#### EXERCISE GOAL:
Return only how many lines in the data include the string "state".

#### DATASET:
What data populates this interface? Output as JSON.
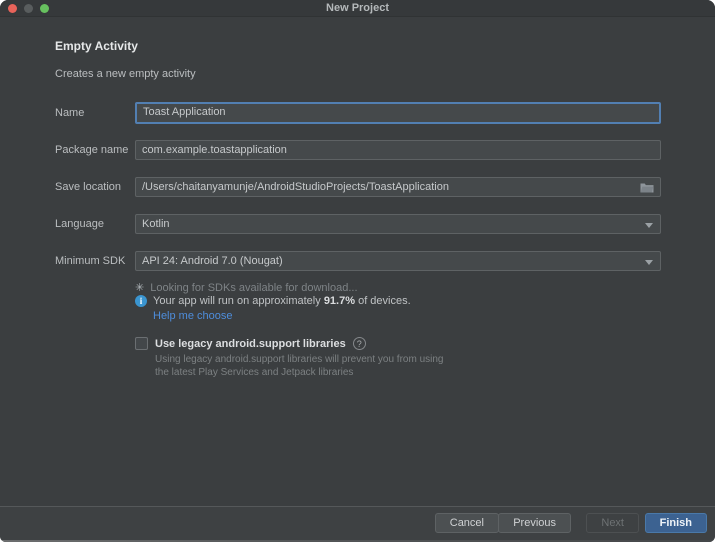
{
  "window": {
    "title": "New Project"
  },
  "header": {
    "title": "Empty Activity",
    "subtitle": "Creates a new empty activity"
  },
  "form": {
    "name": {
      "label": "Name",
      "value": "Toast Application",
      "focused": true
    },
    "package": {
      "label": "Package name",
      "value": "com.example.toastapplication"
    },
    "save_location": {
      "label": "Save location",
      "value": "/Users/chaitanyamunje/AndroidStudioProjects/ToastApplication",
      "icon": "folder-icon"
    },
    "language": {
      "label": "Language",
      "value": "Kotlin"
    },
    "min_sdk": {
      "label": "Minimum SDK",
      "value": "API 24: Android 7.0 (Nougat)"
    }
  },
  "sdk_info": {
    "loading_text": "Looking for SDKs available for download...",
    "devices_prefix": "Your app will run on approximately ",
    "devices_percent": "91.7%",
    "devices_suffix": " of devices.",
    "help_link": "Help me choose"
  },
  "legacy": {
    "checkbox_label": "Use legacy android.support libraries",
    "checked": false,
    "description_line1": "Using legacy android.support libraries will prevent you from using",
    "description_line2": "the latest Play Services and Jetpack libraries"
  },
  "footer": {
    "buttons": [
      {
        "label": "Cancel",
        "state": "enabled"
      },
      {
        "label": "Previous",
        "state": "enabled"
      },
      {
        "label": "Next",
        "state": "disabled"
      },
      {
        "label": "Finish",
        "state": "primary"
      }
    ]
  },
  "icons": {
    "spinner": "✳",
    "info": "i",
    "question": "?"
  },
  "colors": {
    "panel_bg": "#3b3e40",
    "titlebar_bg": "#36393b",
    "field_bg": "#45494b",
    "field_border": "#5e6264",
    "focus_border": "#527fb2",
    "link_blue": "#4e8ddb",
    "info_blue": "#3a95d0",
    "primary_button": "#3c6291",
    "traffic_close": "#e8635a",
    "traffic_min": "#595d5e",
    "traffic_zoom": "#67c15f"
  }
}
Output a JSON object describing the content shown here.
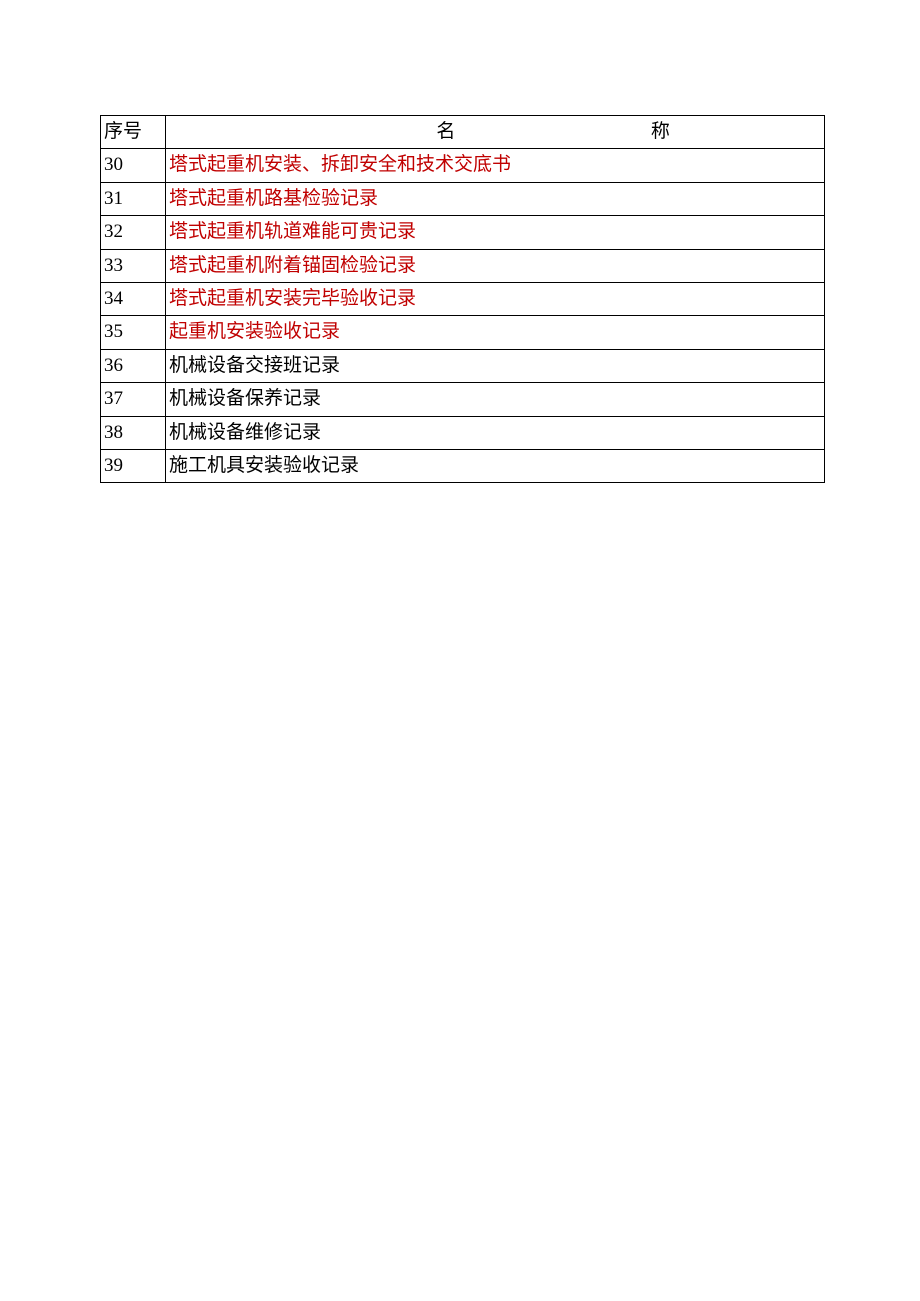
{
  "table": {
    "headers": {
      "seq": "序号",
      "name_char1": "名",
      "name_char2": "称"
    },
    "rows": [
      {
        "seq": "30",
        "name": "塔式起重机安装、拆卸安全和技术交底书",
        "highlight": true
      },
      {
        "seq": "31",
        "name": "塔式起重机路基检验记录",
        "highlight": true
      },
      {
        "seq": "32",
        "name": "塔式起重机轨道难能可贵记录",
        "highlight": true
      },
      {
        "seq": "33",
        "name": "塔式起重机附着锚固检验记录",
        "highlight": true
      },
      {
        "seq": "34",
        "name": "塔式起重机安装完毕验收记录",
        "highlight": true
      },
      {
        "seq": "35",
        "name": "起重机安装验收记录",
        "highlight": true
      },
      {
        "seq": "36",
        "name": "机械设备交接班记录",
        "highlight": false
      },
      {
        "seq": "37",
        "name": "机械设备保养记录",
        "highlight": false
      },
      {
        "seq": "38",
        "name": "机械设备维修记录",
        "highlight": false
      },
      {
        "seq": "39",
        "name": "施工机具安装验收记录",
        "highlight": false
      }
    ]
  },
  "colors": {
    "highlight": "#c00000",
    "text": "#000000",
    "border": "#000000"
  }
}
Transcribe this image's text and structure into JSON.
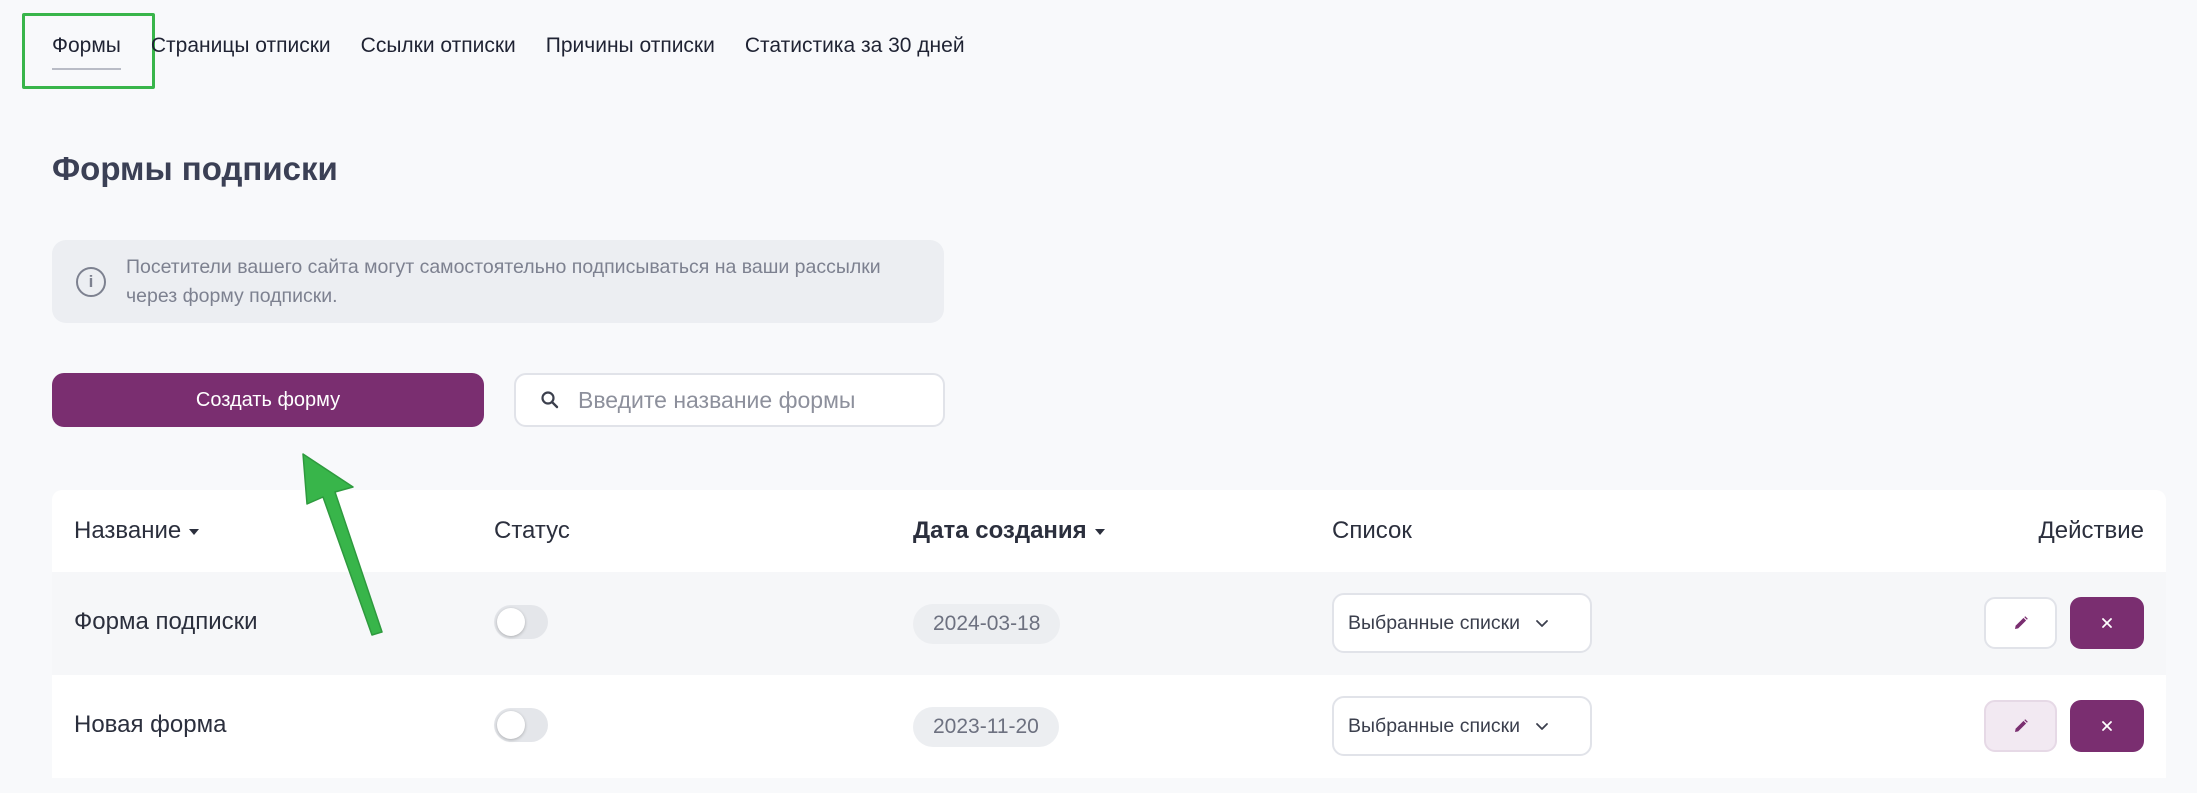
{
  "tabs": [
    {
      "label": "Формы",
      "active": true
    },
    {
      "label": "Страницы отписки",
      "active": false
    },
    {
      "label": "Ссылки отписки",
      "active": false
    },
    {
      "label": "Причины отписки",
      "active": false
    },
    {
      "label": "Статистика за 30 дней",
      "active": false
    }
  ],
  "page": {
    "title": "Формы подписки",
    "info_icon": "info-icon",
    "info_text": "Посетители вашего сайта могут самостоятельно подписываться на ваши рассылки через форму подписки."
  },
  "actions": {
    "create_label": "Создать форму",
    "search_placeholder": "Введите название формы",
    "search_value": "",
    "search_icon": "search-icon"
  },
  "table": {
    "headers": {
      "name": "Название",
      "status": "Статус",
      "created": "Дата создания",
      "list": "Список",
      "action": "Действие"
    },
    "rows": [
      {
        "name": "Форма подписки",
        "status_on": false,
        "created": "2024-03-18",
        "list": "Выбранные списки"
      },
      {
        "name": "Новая форма",
        "status_on": false,
        "created": "2023-11-20",
        "list": "Выбранные списки"
      }
    ]
  },
  "colors": {
    "brand": "#7a2e70",
    "annotation": "#38b54a",
    "background": "#f8f9fb"
  }
}
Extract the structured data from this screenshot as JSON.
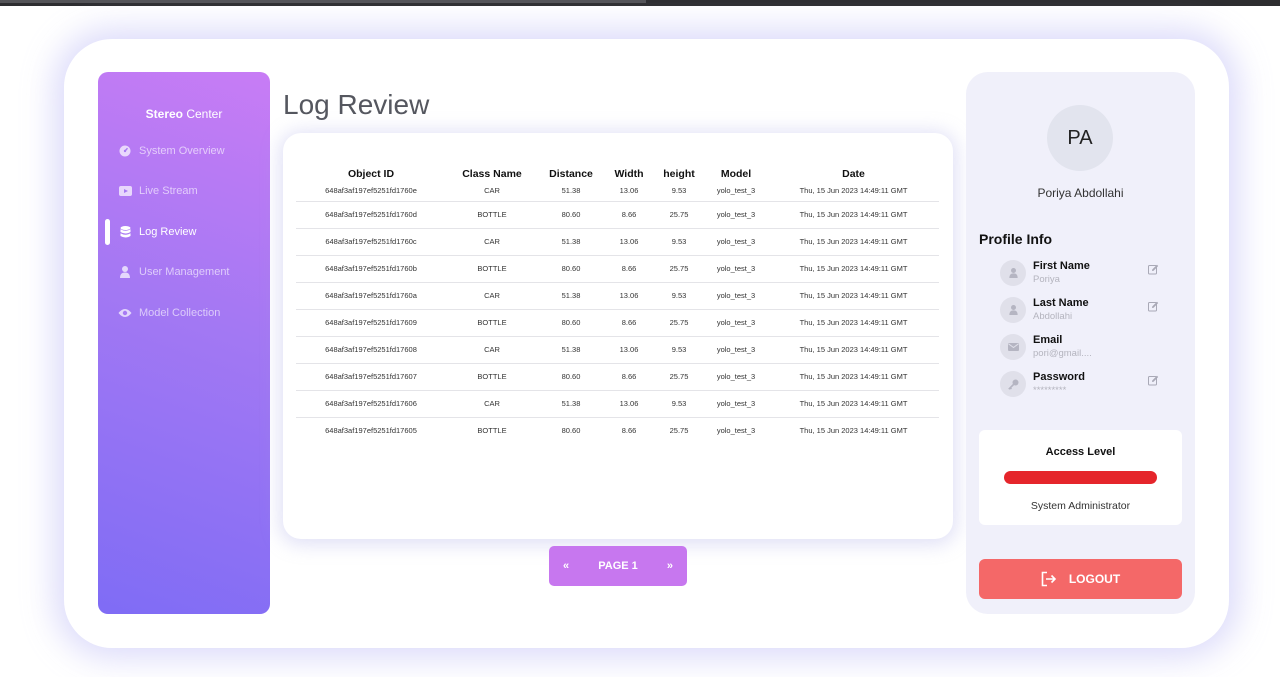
{
  "app": {
    "brand_bold": "Stereo",
    "brand_rest": " Center"
  },
  "sidebar": {
    "items": [
      {
        "label": "System Overview",
        "icon": "dashboard-icon",
        "active": false
      },
      {
        "label": "Live Stream",
        "icon": "video-icon",
        "active": false
      },
      {
        "label": "Log Review",
        "icon": "database-icon",
        "active": true
      },
      {
        "label": "User Management",
        "icon": "user-icon",
        "active": false
      },
      {
        "label": "Model Collection",
        "icon": "eye-icon",
        "active": false
      }
    ]
  },
  "page": {
    "title": "Log Review"
  },
  "table": {
    "columns": [
      "Object ID",
      "Class Name",
      "Distance",
      "Width",
      "height",
      "Model",
      "Date"
    ],
    "rows": [
      [
        "648af3af197ef5251fd1760e",
        "CAR",
        "51.38",
        "13.06",
        "9.53",
        "yolo_test_3",
        "Thu, 15 Jun 2023 14:49:11 GMT"
      ],
      [
        "648af3af197ef5251fd1760d",
        "BOTTLE",
        "80.60",
        "8.66",
        "25.75",
        "yolo_test_3",
        "Thu, 15 Jun 2023 14:49:11 GMT"
      ],
      [
        "648af3af197ef5251fd1760c",
        "CAR",
        "51.38",
        "13.06",
        "9.53",
        "yolo_test_3",
        "Thu, 15 Jun 2023 14:49:11 GMT"
      ],
      [
        "648af3af197ef5251fd1760b",
        "BOTTLE",
        "80.60",
        "8.66",
        "25.75",
        "yolo_test_3",
        "Thu, 15 Jun 2023 14:49:11 GMT"
      ],
      [
        "648af3af197ef5251fd1760a",
        "CAR",
        "51.38",
        "13.06",
        "9.53",
        "yolo_test_3",
        "Thu, 15 Jun 2023 14:49:11 GMT"
      ],
      [
        "648af3af197ef5251fd17609",
        "BOTTLE",
        "80.60",
        "8.66",
        "25.75",
        "yolo_test_3",
        "Thu, 15 Jun 2023 14:49:11 GMT"
      ],
      [
        "648af3af197ef5251fd17608",
        "CAR",
        "51.38",
        "13.06",
        "9.53",
        "yolo_test_3",
        "Thu, 15 Jun 2023 14:49:11 GMT"
      ],
      [
        "648af3af197ef5251fd17607",
        "BOTTLE",
        "80.60",
        "8.66",
        "25.75",
        "yolo_test_3",
        "Thu, 15 Jun 2023 14:49:11 GMT"
      ],
      [
        "648af3af197ef5251fd17606",
        "CAR",
        "51.38",
        "13.06",
        "9.53",
        "yolo_test_3",
        "Thu, 15 Jun 2023 14:49:11 GMT"
      ],
      [
        "648af3af197ef5251fd17605",
        "BOTTLE",
        "80.60",
        "8.66",
        "25.75",
        "yolo_test_3",
        "Thu, 15 Jun 2023 14:49:11 GMT"
      ]
    ]
  },
  "pager": {
    "prev": "«",
    "label": "PAGE 1",
    "next": "»"
  },
  "profile": {
    "initials": "PA",
    "name": "Poriya Abdollahi",
    "section_title": "Profile Info",
    "fields": [
      {
        "label": "First Name",
        "value": "Poriya",
        "icon": "user-icon",
        "editable": true
      },
      {
        "label": "Last Name",
        "value": "Abdollahi",
        "icon": "user-icon",
        "editable": true
      },
      {
        "label": "Email",
        "value": "pori@gmail....",
        "icon": "mail-icon",
        "editable": false
      },
      {
        "label": "Password",
        "value": "*********",
        "icon": "key-icon",
        "editable": true
      }
    ],
    "access": {
      "title": "Access Level",
      "role": "System Administrator",
      "bar_color": "#e5252b"
    },
    "logout_label": "LOGOUT"
  },
  "colors": {
    "sidebar_gradient_start": "#c87cf5",
    "sidebar_gradient_end": "#7f6cf5",
    "pager_bg": "#c777ef",
    "logout_bg": "#f46868"
  }
}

#### WRITTEN ANSWER:
4